Task requirements. Copy the data exactly, pictures aside.

+ + + + +

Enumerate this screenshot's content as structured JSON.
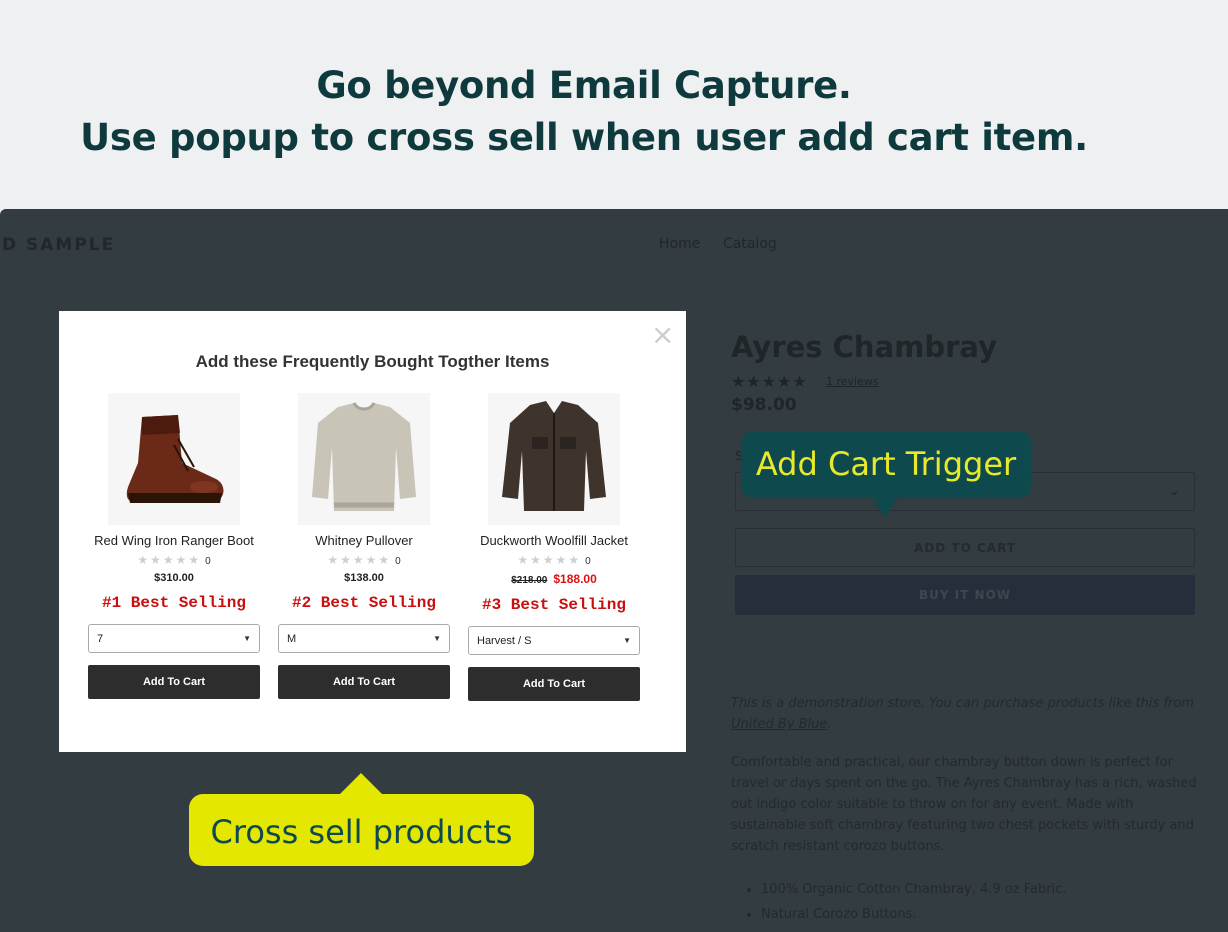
{
  "headline": {
    "line1": "Go beyond Email Capture.",
    "line2": "Use popup to cross sell when user add cart item."
  },
  "store": {
    "name": "D SAMPLE",
    "nav": [
      "Home",
      "Catalog"
    ],
    "product": {
      "title": "Ayres Chambray",
      "stars": "★★★★★",
      "reviews": "1 reviews",
      "price": "$98.00",
      "size_label": "S",
      "add_to_cart": "ADD TO CART",
      "buy_now": "BUY IT NOW",
      "demo_note_pre": "This is a demonstration store. You can purchase products like this from ",
      "demo_note_link": "United By Blue",
      "demo_note_post": ".",
      "description": "Comfortable and practical, our chambray button down is perfect for travel or days spent on the go. The Ayres Chambray has a rich, washed out indigo color suitable to throw on for any event. Made with sustainable soft chambray featuring two chest pockets with sturdy and scratch resistant corozo buttons.",
      "bullets": [
        "100% Organic Cotton Chambray, 4.9 oz Fabric.",
        "Natural Corozo Buttons."
      ]
    }
  },
  "callouts": {
    "add_cart_trigger": "Add Cart Trigger",
    "cross_sell": "Cross sell products"
  },
  "popup": {
    "close": "×",
    "title": "Add these Frequently Bought Togther Items",
    "stars": "★★★★★",
    "items": [
      {
        "name": "Red Wing Iron Ranger Boot",
        "rating_count": "0",
        "price": "$310.00",
        "old_price": "",
        "rank": "#1 Best Selling",
        "option": "7",
        "button": "Add To Cart"
      },
      {
        "name": "Whitney Pullover",
        "rating_count": "0",
        "price": "$138.00",
        "old_price": "",
        "rank": "#2 Best Selling",
        "option": "M",
        "button": "Add To Cart"
      },
      {
        "name": "Duckworth Woolfill Jacket",
        "rating_count": "0",
        "price": "$188.00",
        "old_price": "$218.00",
        "rank": "#3 Best Selling",
        "option": "Harvest / S",
        "button": "Add To Cart"
      }
    ]
  },
  "colors": {
    "headline": "#0f3a3d",
    "overlay": "#333c40",
    "trigger_bubble": "#0e4a4d",
    "trigger_text": "#e8e92a",
    "cross_bubble": "#e4e800",
    "rank_red": "#c81010"
  },
  "icons": [
    "close-icon",
    "star-icon",
    "chevron-down-icon",
    "caret-down-icon"
  ]
}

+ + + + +

Solution.
Enumerate this screenshot's content as structured JSON.
{
  "headline": {
    "line1": "Go beyond Email Capture.",
    "line2": "Use popup to cross sell when user add cart item."
  },
  "store": {
    "name": "D SAMPLE",
    "nav": [
      "Home",
      "Catalog"
    ],
    "product": {
      "title": "Ayres Chambray",
      "stars": "★★★★★",
      "reviews": "1 reviews",
      "price": "$98.00",
      "size_label": "S",
      "add_to_cart": "ADD TO CART",
      "buy_now": "BUY IT NOW",
      "demo_note_pre": "This is a demonstration store. You can purchase products like this from ",
      "demo_note_link": "United By Blue",
      "demo_note_post": ".",
      "description": "Comfortable and practical, our chambray button down is perfect for travel or days spent on the go. The Ayres Chambray has a rich, washed out indigo color suitable to throw on for any event. Made with sustainable soft chambray featuring two chest pockets with sturdy and scratch resistant corozo buttons.",
      "bullets": [
        "100% Organic Cotton Chambray, 4.9 oz Fabric.",
        "Natural Corozo Buttons."
      ]
    }
  },
  "callouts": {
    "add_cart_trigger": "Add Cart Trigger",
    "cross_sell": "Cross sell products"
  },
  "popup": {
    "close": "×",
    "title": "Add these Frequently Bought Togther Items",
    "stars": "★★★★★",
    "items": [
      {
        "name": "Red Wing Iron Ranger Boot",
        "rating_count": "0",
        "price": "$310.00",
        "old_price": "",
        "rank": "#1 Best Selling",
        "option": "7",
        "button": "Add To Cart"
      },
      {
        "name": "Whitney Pullover",
        "rating_count": "0",
        "price": "$138.00",
        "old_price": "",
        "rank": "#2 Best Selling",
        "option": "M",
        "button": "Add To Cart"
      },
      {
        "name": "Duckworth Woolfill Jacket",
        "rating_count": "0",
        "price": "$188.00",
        "old_price": "$218.00",
        "rank": "#3 Best Selling",
        "option": "Harvest / S",
        "button": "Add To Cart"
      }
    ]
  },
  "colors": {
    "headline": "#0f3a3d",
    "overlay": "#333c40",
    "trigger_bubble": "#0e4a4d",
    "trigger_text": "#e8e92a",
    "cross_bubble": "#e4e800",
    "rank_red": "#c81010"
  },
  "icons": [
    "close-icon",
    "star-icon",
    "chevron-down-icon",
    "caret-down-icon"
  ]
}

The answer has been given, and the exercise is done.